**Exercise brief**
Reading the data below, count the lines that carry the string "Viewport". Give nothing but the count.

**Extracted material**
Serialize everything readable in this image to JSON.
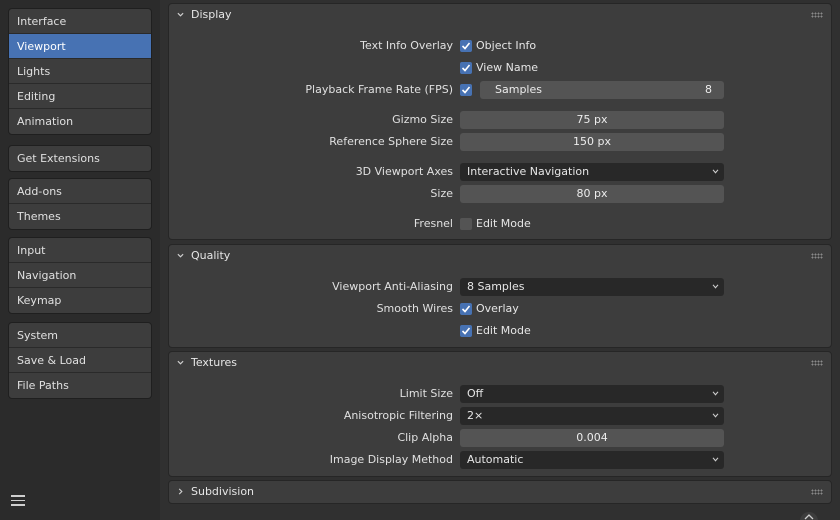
{
  "sidebar": {
    "groups": [
      [
        "Interface",
        "Viewport",
        "Lights",
        "Editing",
        "Animation"
      ],
      [
        "Get Extensions"
      ],
      [
        "Add-ons",
        "Themes"
      ],
      [
        "Input",
        "Navigation",
        "Keymap"
      ],
      [
        "System",
        "Save & Load",
        "File Paths"
      ]
    ],
    "active": "Viewport",
    "menu_icon": "hamburger-icon"
  },
  "display": {
    "title": "Display",
    "text_info_overlay": {
      "label": "Text Info Overlay",
      "object_info": "Object Info",
      "view_name": "View Name"
    },
    "playback": {
      "label": "Playback Frame Rate (FPS)",
      "samples_label": "Samples",
      "samples_value": "8"
    },
    "gizmo_size": {
      "label": "Gizmo Size",
      "value": "75 px"
    },
    "reference_sphere": {
      "label": "Reference Sphere Size",
      "value": "150 px"
    },
    "axes": {
      "label": "3D Viewport Axes",
      "value": "Interactive Navigation"
    },
    "size": {
      "label": "Size",
      "value": "80 px"
    },
    "fresnel": {
      "label": "Fresnel",
      "edit_mode": "Edit Mode"
    }
  },
  "quality": {
    "title": "Quality",
    "anti_aliasing": {
      "label": "Viewport Anti-Aliasing",
      "value": "8 Samples"
    },
    "smooth_wires": {
      "label": "Smooth Wires",
      "overlay": "Overlay",
      "edit_mode": "Edit Mode"
    }
  },
  "textures": {
    "title": "Textures",
    "limit_size": {
      "label": "Limit Size",
      "value": "Off"
    },
    "anisotropic": {
      "label": "Anisotropic Filtering",
      "value": "2×"
    },
    "clip_alpha": {
      "label": "Clip Alpha",
      "value": "0.004"
    },
    "image_display": {
      "label": "Image Display Method",
      "value": "Automatic"
    }
  },
  "subdivision": {
    "title": "Subdivision"
  },
  "colors": {
    "accent": "#4772b3",
    "panel": "#3d3d3d",
    "field": "#545454",
    "dropdown": "#282828"
  }
}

**Output of the exercise**
4